Bonds ended little changed Friday following a report that showed consumer spending remains strong but within analysts' expectations.

The price of the benchmark 30-year Treasury bond ended up 5/32 point, or $1.56 per $1,000 invested. Its yield, which moves in the opposite direction, fell to 5.96 percent from 5.97 percent late Thursday.A Commerce Department report Friday morning said personal incomes and consumer spending increased briskly in February for the second month in row.

Signs of a robust economy often depress bonds because of fears of rising inflation, something that reduces the value of fixed-income investments. But the gains had been anticipated and inflation has remained under wraps so far.

Economists, who are forecasting an economic slowdown this year, in part because of Asia's financial woes, conceded it hasn't happened yet. Economist Tim O'Neill of the Bank of Montreal said economic growth during this year's first quarter would be 3.25 percent to 3.75 percent, as strong or nearly as strong as the robust 3.7 percent rate in the last quarter of 1997.

Analysts still question whether first-quarter corporate profits will be strong. And the second quarter could well be weaker, said economist Lynn Reaser of NationsBank Corp. in Jacksonville, Fla.

Bond traders were also encouraged by the dollar's rise against other currencies. A strong dollar adds to the returns of foreign investments in dollar-denominated assets such as bonds.

Investors have shown little concern over a change in the course of interest rates in advance of next week's meeting of the Federal Reserve Board's policy-setting Federal Open Market Committee. Most analysts doubt the Fed will alter rates before summer as it waits to see how financial troubles in Asian economies affect the U.S. economy.

In the broader market, prices of short-term Treasury securities were down 1/32 point, and intermediate maturities ranged from down 1/32 point to up 1/32 point, according to Dow Jones Markets, a financial information service.

The Lehman Brothers Daily Treasury Bond Index, reflecting price movements on bonds with maturities of a year or longer, was at 1,275.59, nudging up from 1,275.43 late Thursday.

Yields on three-month Treasury bills were 5.19 percent, as the discount held at 5.06 percent. Six-month yields were 5.17 percent as the discount remained unchanged at 4.98 percent. One-year yields were 5.40 percent as the discount slid 0.01 percentage point from Thursday's auction to 5.13 percent.

Yields are the interest bonds pay by maturity, while the discount is the interest at which they are sold.

The federal funds rate, the interest on overnight loans between banks, fell to 5.5 percent, from 6 percent late Thursday.
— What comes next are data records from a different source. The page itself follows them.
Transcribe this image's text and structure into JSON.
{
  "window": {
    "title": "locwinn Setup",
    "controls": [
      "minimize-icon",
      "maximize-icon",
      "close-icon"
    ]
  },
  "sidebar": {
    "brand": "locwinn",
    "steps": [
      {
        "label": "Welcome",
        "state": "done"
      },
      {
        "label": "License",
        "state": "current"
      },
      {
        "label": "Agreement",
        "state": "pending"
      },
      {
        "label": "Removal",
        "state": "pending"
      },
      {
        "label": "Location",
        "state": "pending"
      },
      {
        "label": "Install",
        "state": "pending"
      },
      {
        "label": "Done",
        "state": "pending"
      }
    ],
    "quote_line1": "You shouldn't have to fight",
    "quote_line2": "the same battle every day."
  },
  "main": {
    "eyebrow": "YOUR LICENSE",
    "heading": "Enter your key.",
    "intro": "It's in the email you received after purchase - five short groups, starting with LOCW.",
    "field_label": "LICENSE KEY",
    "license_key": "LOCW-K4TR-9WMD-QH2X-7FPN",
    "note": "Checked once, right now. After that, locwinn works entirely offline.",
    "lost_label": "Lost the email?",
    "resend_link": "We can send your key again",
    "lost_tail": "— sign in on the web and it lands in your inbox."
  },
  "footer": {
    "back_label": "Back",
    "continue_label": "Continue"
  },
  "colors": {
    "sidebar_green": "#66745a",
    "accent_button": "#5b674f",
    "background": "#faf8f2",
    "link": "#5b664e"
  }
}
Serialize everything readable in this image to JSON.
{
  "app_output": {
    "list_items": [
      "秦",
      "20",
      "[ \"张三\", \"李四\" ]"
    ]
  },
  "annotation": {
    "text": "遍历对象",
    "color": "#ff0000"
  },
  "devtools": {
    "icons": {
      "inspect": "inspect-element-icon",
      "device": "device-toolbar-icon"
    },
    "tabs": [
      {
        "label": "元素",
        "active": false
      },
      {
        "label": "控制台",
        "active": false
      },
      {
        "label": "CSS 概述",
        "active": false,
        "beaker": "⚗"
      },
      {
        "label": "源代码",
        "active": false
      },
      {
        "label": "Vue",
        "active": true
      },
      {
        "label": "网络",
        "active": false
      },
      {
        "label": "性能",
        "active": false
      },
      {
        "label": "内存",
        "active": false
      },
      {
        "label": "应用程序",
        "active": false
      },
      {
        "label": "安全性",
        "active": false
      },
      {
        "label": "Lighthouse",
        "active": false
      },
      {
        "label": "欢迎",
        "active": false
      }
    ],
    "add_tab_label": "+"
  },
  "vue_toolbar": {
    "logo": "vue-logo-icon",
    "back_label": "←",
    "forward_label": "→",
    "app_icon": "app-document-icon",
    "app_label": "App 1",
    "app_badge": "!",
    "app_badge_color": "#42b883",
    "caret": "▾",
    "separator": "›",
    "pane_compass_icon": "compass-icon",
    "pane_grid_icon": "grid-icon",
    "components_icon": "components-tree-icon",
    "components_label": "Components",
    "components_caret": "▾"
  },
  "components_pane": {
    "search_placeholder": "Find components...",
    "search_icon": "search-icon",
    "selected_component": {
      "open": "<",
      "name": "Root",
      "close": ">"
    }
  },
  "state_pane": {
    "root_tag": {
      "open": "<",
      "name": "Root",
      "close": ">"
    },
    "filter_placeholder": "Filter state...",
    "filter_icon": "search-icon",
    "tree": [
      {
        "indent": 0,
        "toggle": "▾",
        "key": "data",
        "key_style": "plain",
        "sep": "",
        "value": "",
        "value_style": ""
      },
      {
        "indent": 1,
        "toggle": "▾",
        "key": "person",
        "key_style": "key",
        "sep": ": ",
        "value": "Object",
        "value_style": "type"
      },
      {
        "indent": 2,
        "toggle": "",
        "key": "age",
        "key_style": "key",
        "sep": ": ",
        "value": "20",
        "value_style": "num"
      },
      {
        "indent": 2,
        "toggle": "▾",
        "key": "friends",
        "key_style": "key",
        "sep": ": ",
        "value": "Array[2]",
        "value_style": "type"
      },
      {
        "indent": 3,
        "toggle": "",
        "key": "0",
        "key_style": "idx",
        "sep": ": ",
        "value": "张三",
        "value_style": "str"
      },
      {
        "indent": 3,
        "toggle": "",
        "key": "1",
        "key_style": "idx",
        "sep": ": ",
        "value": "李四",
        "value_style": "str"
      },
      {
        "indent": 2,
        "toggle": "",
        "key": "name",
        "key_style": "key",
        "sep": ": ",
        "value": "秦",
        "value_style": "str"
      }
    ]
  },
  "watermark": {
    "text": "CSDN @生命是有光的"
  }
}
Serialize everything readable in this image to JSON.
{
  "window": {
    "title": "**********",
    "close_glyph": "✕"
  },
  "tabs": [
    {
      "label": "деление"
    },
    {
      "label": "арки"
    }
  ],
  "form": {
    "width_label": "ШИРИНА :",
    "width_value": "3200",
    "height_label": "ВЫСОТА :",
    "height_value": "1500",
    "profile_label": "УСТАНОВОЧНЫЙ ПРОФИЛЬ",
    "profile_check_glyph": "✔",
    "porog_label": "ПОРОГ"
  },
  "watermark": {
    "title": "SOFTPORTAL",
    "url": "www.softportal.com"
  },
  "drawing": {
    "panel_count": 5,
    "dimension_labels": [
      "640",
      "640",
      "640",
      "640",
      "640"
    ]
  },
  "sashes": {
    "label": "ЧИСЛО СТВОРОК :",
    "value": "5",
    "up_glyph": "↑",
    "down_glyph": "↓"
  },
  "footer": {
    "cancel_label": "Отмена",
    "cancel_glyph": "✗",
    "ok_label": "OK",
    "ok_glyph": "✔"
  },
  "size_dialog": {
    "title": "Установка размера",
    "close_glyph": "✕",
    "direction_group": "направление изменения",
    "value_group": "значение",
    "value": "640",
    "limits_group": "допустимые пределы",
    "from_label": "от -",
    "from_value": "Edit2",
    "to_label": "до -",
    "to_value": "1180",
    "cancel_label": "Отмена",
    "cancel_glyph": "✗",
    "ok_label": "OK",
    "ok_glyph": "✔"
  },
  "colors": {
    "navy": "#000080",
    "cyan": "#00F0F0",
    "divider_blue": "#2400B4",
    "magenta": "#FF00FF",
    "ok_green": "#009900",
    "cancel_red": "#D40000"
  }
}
In the tax-exempt market, the Bond Buyer index of 40 actively traded municipal bonds fell 3/16 point to 123 3/32. The average yield to maturity rose to 5.26 percent, from 5.25 percent.